What the task asks
The whole listing below must be repeated exactly.

Records shown
◆ ◆ ◆

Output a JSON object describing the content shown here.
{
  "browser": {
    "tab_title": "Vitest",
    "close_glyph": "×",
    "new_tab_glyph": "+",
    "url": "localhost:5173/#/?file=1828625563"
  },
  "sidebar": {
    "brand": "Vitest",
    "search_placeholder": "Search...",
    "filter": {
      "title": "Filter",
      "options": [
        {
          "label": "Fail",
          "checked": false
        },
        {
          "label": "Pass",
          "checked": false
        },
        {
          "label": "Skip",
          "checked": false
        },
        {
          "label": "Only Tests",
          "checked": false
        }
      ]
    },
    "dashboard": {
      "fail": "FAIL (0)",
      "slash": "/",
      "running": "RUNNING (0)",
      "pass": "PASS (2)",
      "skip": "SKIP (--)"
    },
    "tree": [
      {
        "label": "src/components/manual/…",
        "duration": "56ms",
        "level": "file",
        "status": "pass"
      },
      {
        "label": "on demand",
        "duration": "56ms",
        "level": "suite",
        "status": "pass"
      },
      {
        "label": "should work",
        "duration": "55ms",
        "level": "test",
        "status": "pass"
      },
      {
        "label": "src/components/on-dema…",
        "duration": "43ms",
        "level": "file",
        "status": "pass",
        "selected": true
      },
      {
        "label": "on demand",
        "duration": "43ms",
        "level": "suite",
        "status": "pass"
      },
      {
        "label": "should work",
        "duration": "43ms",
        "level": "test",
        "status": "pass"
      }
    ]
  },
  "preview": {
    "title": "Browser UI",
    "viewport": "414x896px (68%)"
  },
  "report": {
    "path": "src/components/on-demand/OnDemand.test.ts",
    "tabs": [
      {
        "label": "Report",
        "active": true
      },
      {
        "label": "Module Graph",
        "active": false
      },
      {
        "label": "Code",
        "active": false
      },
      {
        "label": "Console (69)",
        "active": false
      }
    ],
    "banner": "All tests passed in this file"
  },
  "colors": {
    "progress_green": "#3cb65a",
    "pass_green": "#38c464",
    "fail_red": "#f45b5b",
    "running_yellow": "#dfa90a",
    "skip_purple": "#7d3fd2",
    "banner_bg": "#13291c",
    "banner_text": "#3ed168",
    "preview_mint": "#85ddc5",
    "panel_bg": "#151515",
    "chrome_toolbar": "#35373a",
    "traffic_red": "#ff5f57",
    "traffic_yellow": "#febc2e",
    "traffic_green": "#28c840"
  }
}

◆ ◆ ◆

Task response
Output a JSON object describing the content shown here.
{
  "browser": {
    "tab_title": "Vitest",
    "close_glyph": "×",
    "new_tab_glyph": "+",
    "url": "localhost:5173/#/?file=1828625563"
  },
  "sidebar": {
    "brand": "Vitest",
    "search_placeholder": "Search...",
    "filter": {
      "title": "Filter",
      "options": [
        {
          "label": "Fail",
          "checked": false
        },
        {
          "label": "Pass",
          "checked": false
        },
        {
          "label": "Skip",
          "checked": false
        },
        {
          "label": "Only Tests",
          "checked": false
        }
      ]
    },
    "dashboard": {
      "fail": "FAIL (0)",
      "slash": "/",
      "running": "RUNNING (0)",
      "pass": "PASS (2)",
      "skip": "SKIP (--)"
    },
    "tree": [
      {
        "label": "src/components/manual/…",
        "duration": "56ms",
        "level": "file",
        "status": "pass"
      },
      {
        "label": "on demand",
        "duration": "56ms",
        "level": "suite",
        "status": "pass"
      },
      {
        "label": "should work",
        "duration": "55ms",
        "level": "test",
        "status": "pass"
      },
      {
        "label": "src/components/on-dema…",
        "duration": "43ms",
        "level": "file",
        "status": "pass",
        "selected": true
      },
      {
        "label": "on demand",
        "duration": "43ms",
        "level": "suite",
        "status": "pass"
      },
      {
        "label": "should work",
        "duration": "43ms",
        "level": "test",
        "status": "pass"
      }
    ]
  },
  "preview": {
    "title": "Browser UI",
    "viewport": "414x896px (68%)"
  },
  "report": {
    "path": "src/components/on-demand/OnDemand.test.ts",
    "tabs": [
      {
        "label": "Report",
        "active": true
      },
      {
        "label": "Module Graph",
        "active": false
      },
      {
        "label": "Code",
        "active": false
      },
      {
        "label": "Console (69)",
        "active": false
      }
    ],
    "banner": "All tests passed in this file"
  },
  "colors": {
    "progress_green": "#3cb65a",
    "pass_green": "#38c464",
    "fail_red": "#f45b5b",
    "running_yellow": "#dfa90a",
    "skip_purple": "#7d3fd2",
    "banner_bg": "#13291c",
    "banner_text": "#3ed168",
    "preview_mint": "#85ddc5",
    "panel_bg": "#151515",
    "chrome_toolbar": "#35373a",
    "traffic_red": "#ff5f57",
    "traffic_yellow": "#febc2e",
    "traffic_green": "#28c840"
  }
}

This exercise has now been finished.